Geographic PSI:

BEV — following an up-to-97 per cent price cut, usage volume
increased, which includes: 250 per cent increase for digital
cadastral maps, 200-1,500 per cent increase for cartographic
products, 7,000 per cent for digital orthophotos, 250 per cent for
the digital elevation model, 1,000 per cent for the digital landscape
model, and 100 per cent increase in external-use licenses.

Spanish Cadastre — following a 100 per cent price cut, the number
of digital maps downloads increased by 800 per cent, alphanumeric
data downloads increased by 1,900 per cent, total downloads
increased by 965 per cent.

Other PSI:

Destatis — following a 100 per cent price cut, the number of unique
visitors increased by 1,800 per cent; and the number of downloads
increased by 800 per cent.

From Pollock (2008)

Pollock (2008) documented a number of cases about the sensitivity of
demand when there is a price change (see Pollock 2008, for the
references).

36

The Office of Fair Trading (2006) — estimated an elasticity of 0.3
(lower bound) and 2.2 (upper bound) for New Zealand national
mapping data.

Davies and Slivinski (2005) — estimated an elasticity of 0.3 for
demand of weather forecasts.
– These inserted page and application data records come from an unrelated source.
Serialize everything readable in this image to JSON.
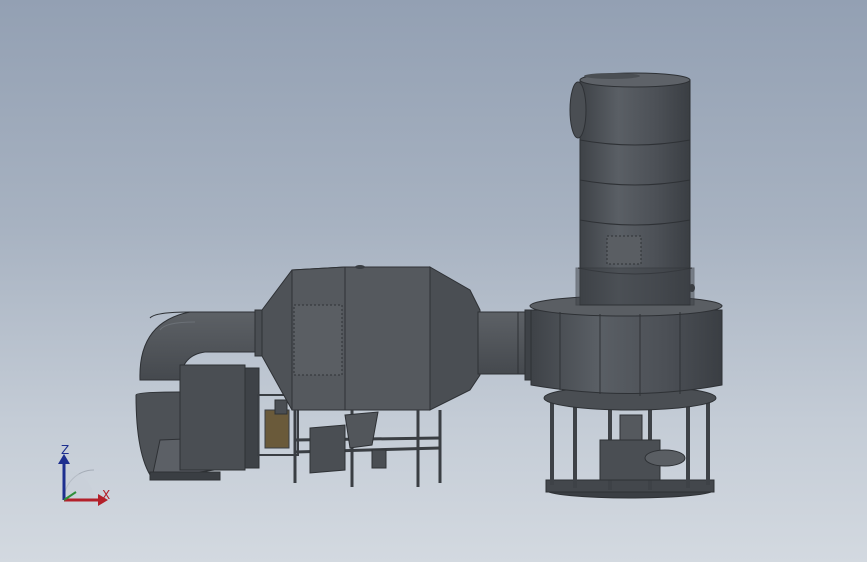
{
  "viewport": {
    "background_top": "#93a0b3",
    "background_bottom": "#d3d9e0",
    "model_color": "#4b4f54"
  },
  "triad": {
    "z_label": "Z",
    "x_label": "X",
    "z_color": "#1d2f8f",
    "x_color": "#b3202a",
    "y_color": "#2f8f3a"
  }
}
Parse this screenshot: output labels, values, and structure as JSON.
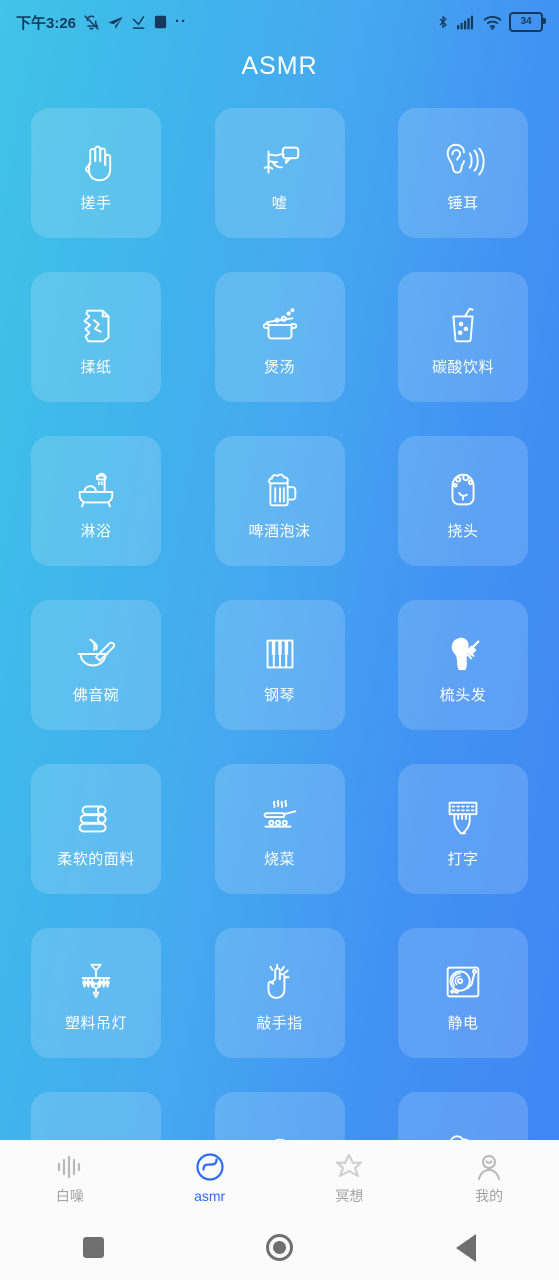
{
  "status_bar": {
    "time": "下午3:26",
    "left_icons": [
      "mute-bell-icon",
      "send-arrow-icon",
      "download-check-icon",
      "square-app-icon",
      "more-dots-icon"
    ],
    "more_dots": "··",
    "right_icons": [
      "bluetooth-icon",
      "cellular-signal-icon",
      "wifi-icon"
    ],
    "battery_level": "34"
  },
  "header": {
    "title": "ASMR"
  },
  "grid": {
    "cards": [
      {
        "label": "搓手",
        "icon": "hand-rub-icon"
      },
      {
        "label": "嘘",
        "icon": "shush-speech-icon"
      },
      {
        "label": "锤耳",
        "icon": "ear-sound-icon"
      },
      {
        "label": "揉纸",
        "icon": "crumpled-paper-icon"
      },
      {
        "label": "煲汤",
        "icon": "soup-pot-icon"
      },
      {
        "label": "碳酸饮料",
        "icon": "soda-glass-icon"
      },
      {
        "label": "淋浴",
        "icon": "bathtub-shower-icon"
      },
      {
        "label": "啤酒泡沫",
        "icon": "beer-mug-icon"
      },
      {
        "label": "挠头",
        "icon": "head-scratch-icon"
      },
      {
        "label": "佛音碗",
        "icon": "singing-bowl-icon"
      },
      {
        "label": "钢琴",
        "icon": "piano-keys-icon"
      },
      {
        "label": "梳头发",
        "icon": "hair-brush-icon"
      },
      {
        "label": "柔软的面料",
        "icon": "folded-towels-icon"
      },
      {
        "label": "烧菜",
        "icon": "frying-pan-stove-icon"
      },
      {
        "label": "打字",
        "icon": "typing-keyboard-icon"
      },
      {
        "label": "塑料吊灯",
        "icon": "chandelier-icon"
      },
      {
        "label": "敲手指",
        "icon": "tapping-finger-icon"
      },
      {
        "label": "静电",
        "icon": "turntable-icon"
      },
      {
        "label": "",
        "icon": "water-glass-icon"
      },
      {
        "label": "",
        "icon": "face-head-icon"
      },
      {
        "label": "",
        "icon": "clouds-icon"
      }
    ]
  },
  "tab_bar": {
    "active_color": "#2b6cf0",
    "inactive_color": "#a2a2a2",
    "tabs": [
      {
        "label": "白噪",
        "icon": "waveform-icon",
        "active": false
      },
      {
        "label": "asmr",
        "icon": "asmr-wave-icon",
        "active": true
      },
      {
        "label": "冥想",
        "icon": "meditation-star-icon",
        "active": false
      },
      {
        "label": "我的",
        "icon": "user-profile-icon",
        "active": false
      }
    ]
  },
  "nav_bar": {
    "buttons": [
      {
        "name": "recents-button",
        "icon": "square-icon"
      },
      {
        "name": "home-button",
        "icon": "circle-icon"
      },
      {
        "name": "back-button",
        "icon": "triangle-icon"
      }
    ]
  }
}
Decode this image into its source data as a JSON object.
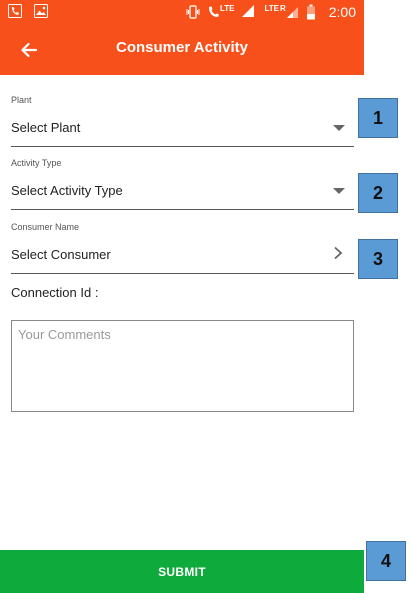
{
  "status_bar": {
    "time": "2:00",
    "left_icons": [
      "phone-notification-icon",
      "image-notification-icon"
    ],
    "right_icons": [
      "vibrate-icon",
      "call-lte-icon",
      "signal-icon",
      "lte-signal-icon",
      "battery-icon"
    ],
    "lte_label": "LTE",
    "lte2_label": "LTE",
    "roaming_label": "R",
    "color": "#f8501b"
  },
  "app_bar": {
    "title": "Consumer Activity",
    "back_icon": "arrow-left-icon",
    "color": "#f8501b"
  },
  "form": {
    "plant": {
      "label": "Plant",
      "value": "Select Plant"
    },
    "activity_type": {
      "label": "Activity Type",
      "value": "Select Activity Type"
    },
    "consumer_name": {
      "label": "Consumer Name",
      "value": "Select Consumer"
    },
    "connection_id_label": "Connection Id :",
    "comments_placeholder": "Your Comments"
  },
  "submit": {
    "label": "SUBMIT",
    "color": "#0faa3c"
  },
  "callouts": [
    "1",
    "2",
    "3",
    "4"
  ],
  "callout_color": "#5b9bd5"
}
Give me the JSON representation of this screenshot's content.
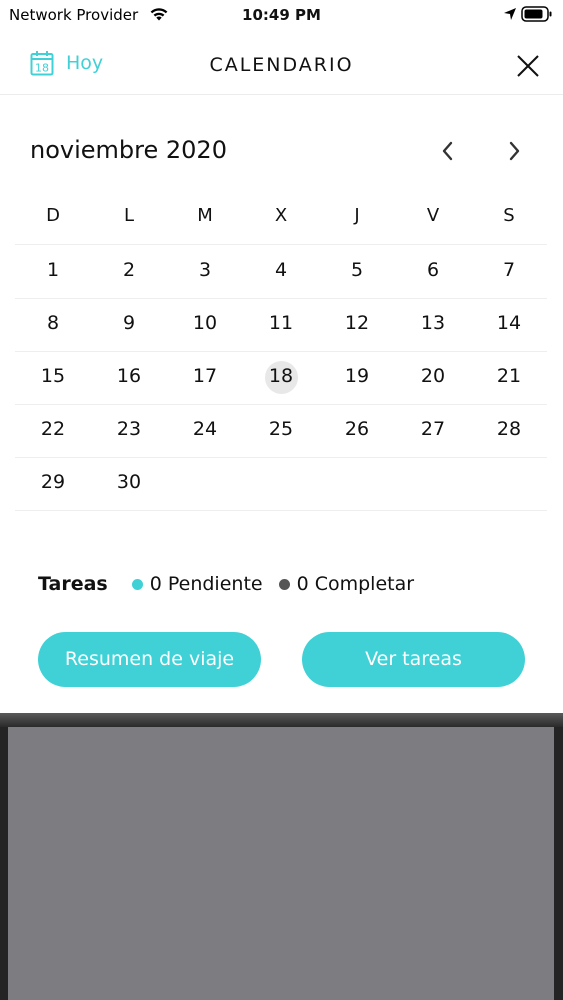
{
  "status_bar": {
    "carrier": "Network Provider",
    "time": "10:49 PM"
  },
  "header": {
    "today_label": "Hoy",
    "today_icon_number": "18",
    "title": "CALENDARIO"
  },
  "calendar": {
    "month_title": "noviembre 2020",
    "weekdays": [
      "D",
      "L",
      "M",
      "X",
      "J",
      "V",
      "S"
    ],
    "weeks": [
      [
        "1",
        "2",
        "3",
        "4",
        "5",
        "6",
        "7"
      ],
      [
        "8",
        "9",
        "10",
        "11",
        "12",
        "13",
        "14"
      ],
      [
        "15",
        "16",
        "17",
        "18",
        "19",
        "20",
        "21"
      ],
      [
        "22",
        "23",
        "24",
        "25",
        "26",
        "27",
        "28"
      ],
      [
        "29",
        "30",
        "",
        "",
        "",
        "",
        ""
      ]
    ],
    "selected_day": "18"
  },
  "tasks": {
    "label": "Tareas",
    "pending": "0 Pendiente",
    "completed": "0 Completar",
    "pending_color": "#40d1d6",
    "completed_color": "#555555"
  },
  "buttons": {
    "summary": "Resumen de viaje",
    "view_tasks": "Ver tareas"
  },
  "colors": {
    "accent": "#40d1d6",
    "selected_day_bg": "#e8e8e8"
  }
}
This was considered as a lower
bound because it excludes demand coming from intermediaries
and the private sector.

Bedrijvenplatform (2000) — estimated an elasticity of 0.48 (lower
bound) and 4.17 (upper bound) for public sector geographic data.
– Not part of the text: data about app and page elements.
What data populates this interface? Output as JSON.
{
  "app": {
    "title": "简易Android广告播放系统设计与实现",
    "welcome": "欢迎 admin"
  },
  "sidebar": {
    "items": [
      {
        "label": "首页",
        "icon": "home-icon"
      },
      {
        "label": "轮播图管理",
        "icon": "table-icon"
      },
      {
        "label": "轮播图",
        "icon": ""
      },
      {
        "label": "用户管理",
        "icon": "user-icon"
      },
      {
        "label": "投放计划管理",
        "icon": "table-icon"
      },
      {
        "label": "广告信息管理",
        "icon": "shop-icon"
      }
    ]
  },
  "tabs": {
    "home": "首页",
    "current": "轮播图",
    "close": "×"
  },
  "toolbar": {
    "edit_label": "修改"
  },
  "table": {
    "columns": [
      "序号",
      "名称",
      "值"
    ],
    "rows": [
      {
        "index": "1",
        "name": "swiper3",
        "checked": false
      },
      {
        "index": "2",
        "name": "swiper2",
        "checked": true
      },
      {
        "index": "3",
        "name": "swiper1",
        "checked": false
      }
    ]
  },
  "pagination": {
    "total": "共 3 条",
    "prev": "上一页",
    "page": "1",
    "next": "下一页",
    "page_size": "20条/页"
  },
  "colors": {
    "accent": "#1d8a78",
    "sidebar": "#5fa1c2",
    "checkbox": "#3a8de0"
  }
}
Making Information Freely Available initiative, Statistics New
Zealand — estimated elasticities from lowering prices of 6 for
Digital Boundaries Files, 34 for Street Link Files, 1.5 for Small Area
Population Estimates.
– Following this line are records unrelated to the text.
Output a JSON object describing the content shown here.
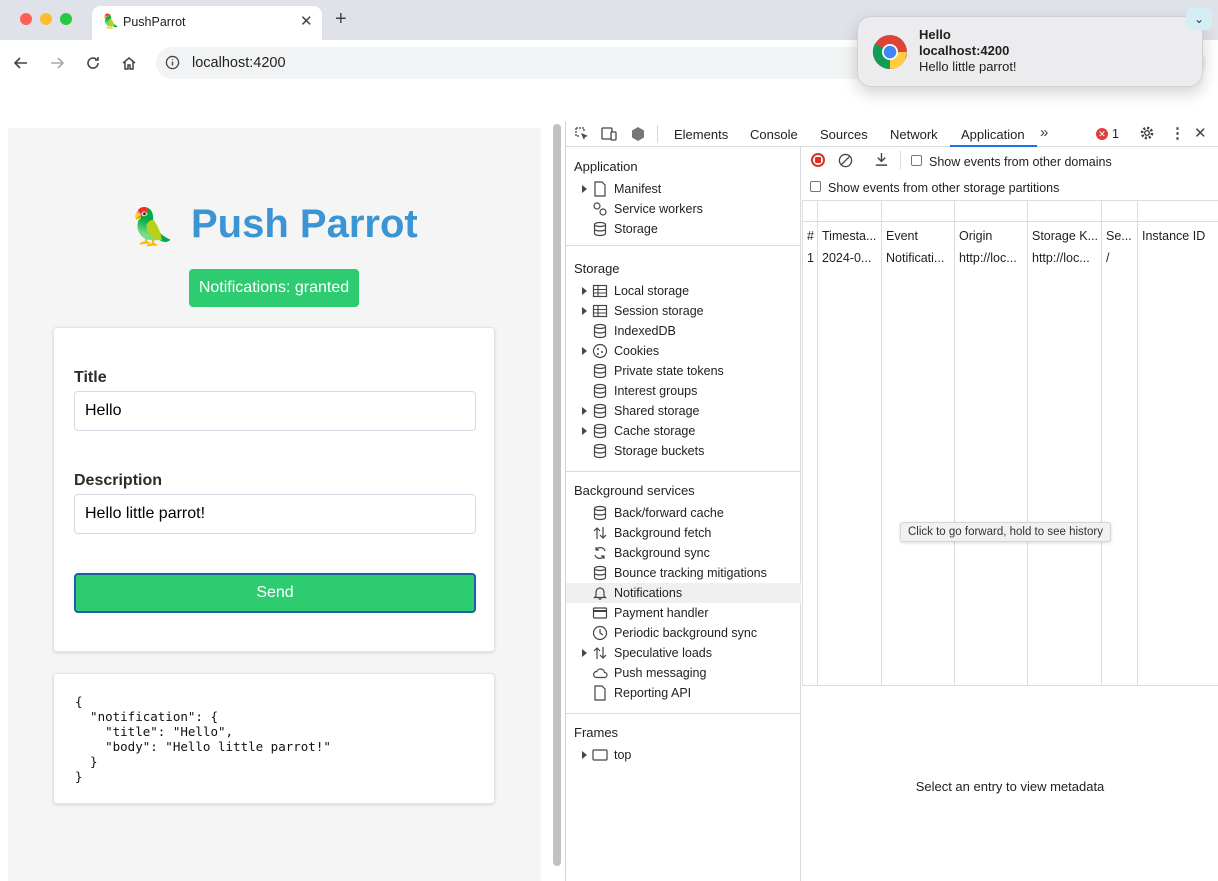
{
  "browser": {
    "tab_title": "PushParrot",
    "url": "localhost:4200"
  },
  "notification_popup": {
    "title": "Hello",
    "origin": "localhost:4200",
    "body": "Hello little parrot!"
  },
  "page": {
    "brand": "Push Parrot",
    "status_badge": "Notifications: granted",
    "title_label": "Title",
    "title_value": "Hello",
    "description_label": "Description",
    "description_value": "Hello little parrot!",
    "send_label": "Send",
    "payload_lines": [
      "{",
      "  \"notification\": {",
      "    \"title\": \"Hello\",",
      "    \"body\": \"Hello little parrot!\"",
      "  }",
      "}"
    ]
  },
  "devtools": {
    "tabs": [
      "Elements",
      "Console",
      "Sources",
      "Network",
      "Application"
    ],
    "active_tab": "Application",
    "error_count": "1",
    "sidebar": {
      "application_header": "Application",
      "application_items": [
        "Manifest",
        "Service workers",
        "Storage"
      ],
      "storage_header": "Storage",
      "storage_items": [
        "Local storage",
        "Session storage",
        "IndexedDB",
        "Cookies",
        "Private state tokens",
        "Interest groups",
        "Shared storage",
        "Cache storage",
        "Storage buckets"
      ],
      "background_header": "Background services",
      "background_items": [
        "Back/forward cache",
        "Background fetch",
        "Background sync",
        "Bounce tracking mitigations",
        "Notifications",
        "Payment handler",
        "Periodic background sync",
        "Speculative loads",
        "Push messaging",
        "Reporting API"
      ],
      "frames_header": "Frames",
      "frames_items": [
        "top"
      ]
    },
    "main": {
      "checkbox_other_domains": "Show events from other domains",
      "checkbox_other_partitions": "Show events from other storage partitions",
      "columns": [
        "#",
        "Timesta...",
        "Event",
        "Origin",
        "Storage K...",
        "Se...",
        "Instance ID"
      ],
      "row": [
        "1",
        "2024-0...",
        "Notificati...",
        "http://loc...",
        "http://loc...",
        "/",
        ""
      ],
      "tooltip": "Click to go forward, hold to see history",
      "empty_metadata": "Select an entry to view metadata"
    }
  },
  "colors": {
    "brand_blue": "#3b95d4",
    "green": "#2ecc71",
    "tab_strip": "#dfe3e9"
  }
}
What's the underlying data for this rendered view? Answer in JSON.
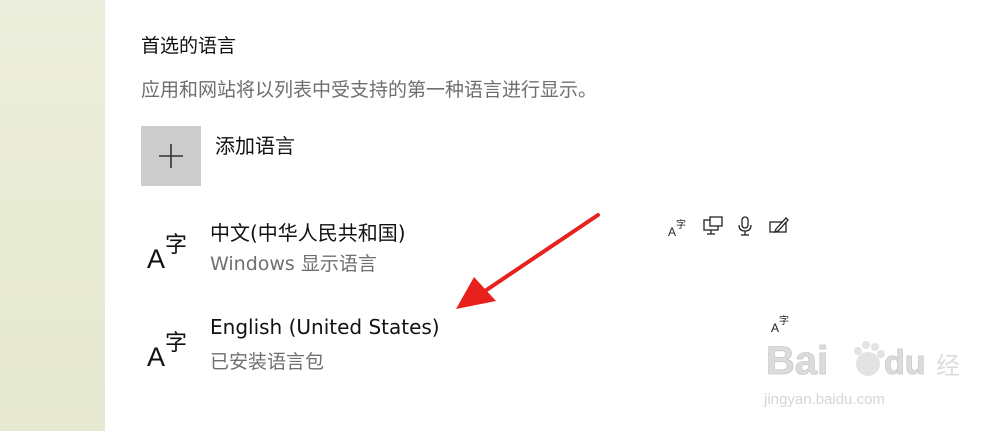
{
  "preferred_languages": {
    "title": "首选的语言",
    "description": "应用和网站将以列表中受支持的第一种语言进行显示。",
    "add_button": {
      "icon": "plus-icon",
      "label": "添加语言"
    },
    "languages": [
      {
        "name": "中文(中华人民共和国)",
        "subtitle": "Windows 显示语言",
        "icon": "language-icon",
        "feature_icons": [
          "language-pack-icon",
          "display-language-icon",
          "speech-icon",
          "handwriting-icon"
        ]
      },
      {
        "name": "English (United States)",
        "subtitle": "已安装语言包",
        "icon": "language-icon",
        "feature_icons": [
          "language-pack-icon"
        ]
      }
    ]
  },
  "annotation": {
    "arrow_color": "#e8211d"
  },
  "watermark": {
    "brand": "Bai百du经验",
    "url": "jingyan.baidu.com"
  },
  "colors": {
    "sidebar_bg": "#e8ebd3",
    "add_button_bg": "#cccccc",
    "secondary_text": "#6f6f6f"
  }
}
The Australian Bureau of Statistics — estimated an elasticity of
2.33 (short-run) and 3.5 (long-run) for ABS statistics.

The Office of Spatial Data Management in Australia — estimated
an elasticity of 1.65 fundamental spatial data.

Pollock also documented evidence from the telecommunication sector,
which is to some degree comparable to the information sector, to
complement his demand-sensitivity study.

Hausman et al. (1997) — estimated an elasticity of 1.61 for the
introduction of voice messaging and 0.51 for the introduction of
mobile phones in the U.S.

Goolsbee (2006) — estimated an elasticity of 2.75 for broadband in
the U.S.

Kridel et al. (2002) — estimated an elasticity of 1.8 for broadband
in the U.S.

Goolsbee and Klenow (2006) — estimated an elasticity of 1.6 for
internet usage.

Hackl and Westlund (1996) — estimated a range of elasticities
from 0.09 to 1.25 for international telecommunications in Sweden.